“When people talk about sustainability in sports leagues, a lot of the time, maybe they'll talk about recycling, maybe they'll talk about how their players did a tree planting program on the weekend. A lot of those things are pretty close to greenwashing,” says Seth Wynes, a postdoctoral fellow in the Department of Geography, Planning and Environment at Concordia University in Canada.
“You're doing an action that looks nice, but is not really substantial. It’s not making a huge dent in your emissions in any way.”
What can make a huge dent is drastically limiting travel, like all the major sports leagues were forced to do in 2020 as a response to the pandemic.
In a study recently published in the journal Environmental Science & Technology, Wynes calculated the drop in carbon emissions per game for MLB, the NBA, NFL and NHL based on their specific schedule alterations, which amounted to significantly less travel across sports.

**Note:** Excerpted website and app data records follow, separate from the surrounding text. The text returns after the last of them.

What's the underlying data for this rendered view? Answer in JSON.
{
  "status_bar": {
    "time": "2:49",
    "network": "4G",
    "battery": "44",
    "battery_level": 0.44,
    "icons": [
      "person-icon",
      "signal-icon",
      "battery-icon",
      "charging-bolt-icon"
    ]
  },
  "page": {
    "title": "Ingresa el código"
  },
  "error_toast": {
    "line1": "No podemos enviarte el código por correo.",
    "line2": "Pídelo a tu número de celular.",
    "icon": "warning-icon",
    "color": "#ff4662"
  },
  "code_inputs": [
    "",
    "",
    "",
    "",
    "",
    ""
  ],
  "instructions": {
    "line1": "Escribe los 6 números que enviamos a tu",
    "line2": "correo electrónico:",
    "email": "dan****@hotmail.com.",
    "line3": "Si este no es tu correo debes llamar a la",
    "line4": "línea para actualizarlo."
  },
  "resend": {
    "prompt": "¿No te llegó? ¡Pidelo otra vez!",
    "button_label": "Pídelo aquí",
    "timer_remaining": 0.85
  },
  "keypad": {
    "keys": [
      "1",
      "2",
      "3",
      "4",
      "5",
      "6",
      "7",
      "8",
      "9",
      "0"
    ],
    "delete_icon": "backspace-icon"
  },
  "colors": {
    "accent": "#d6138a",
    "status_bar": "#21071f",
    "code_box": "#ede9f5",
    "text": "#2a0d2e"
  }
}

Travel accounts for about a quarter of the leagues’ total emissions — extrapolated from data from the NHL, which is the most transparent. But Wynes argues it’s an important area of consideration because air travel is inherently difficult to make more environmentally friendly.
“And no one else is really going to do it for you,” he says.
“So the leagues could kind of sit back and, this wouldn’t be advisable, but just wait. And eventually fans are going to start showing up to games in electric vehicles, because that industry is going to decarbonize through the efforts of other agents, and government, and so on. But air travel will not be like that. So as time goes on, that fraction is going to grow larger and larger for sports industries.”
Baseball has a built-in advantage already. Its multi-day series played against the same opponent naturally limit travel, but the regional schedule implemented in 2020 — where teams played only opponents in their own division and the corresponding geographical division in the opposite league — still resulted in a 22% drop in carbon emissions per game.
Cutting cross-country travel entirely might not be feasible from a fan enjoyment perspective, but the increasingly arbitrary division between the two leagues — especially if they become aligned in their use of a designated hitter — could provide an opportunity to draw up a more sustainable schedule. Rather than avoid them out of league allegiance, teams could play their neighbors as often as they play teams in their own division.
MLB is not currently considering anything like that.
The sustainability efforts led by Hanlon are focused exclusively on the ballpark operations. He sees concessions as the next frontier. Dickerson, of Players for the Planet, agrees — suites generate an incredible amount of food waste, he says — but he has encountered roadblocks from corporate sponsors in trying to swap even the dugout beverage options for reusable water bottles.
(“I think it's just that maybe like years ago a contract was put in place to guarantee we're gonna use this particular vendor,” Hanlon says. “So I think it's ... like ... it's a temporary barrier.”)
Improving the sustainability of stadiums is a necessary and worthy endeavor. But Wynes believes MLB could be aiming bigger precisely because radical action is what it’s going to take to stem the apocalyptic creep of climate change.
“It's hard to imagine a world in which humanity really gets their act together on climate change, which is a big and difficult task, and sports just keeps on trucking and doesn't alter anything,” he says.
To not recognize the urgency is a form of delusion or denial or solipsism. Even as a younger generation — more attuned to climate change and more terrified of what it means for the future — inhabits clubhouses, Suter encounters resistance to his environmentalism from people who just don’t care.
“I mean I hear the line all the time, ‘When these things go down I'm gonna be old or dead and gone, so I don't really care.’ I'm like, it might be sooner than you're thinking there,” he says.
“But that's a tough level of selfishness to combat because it's just so so selfish.”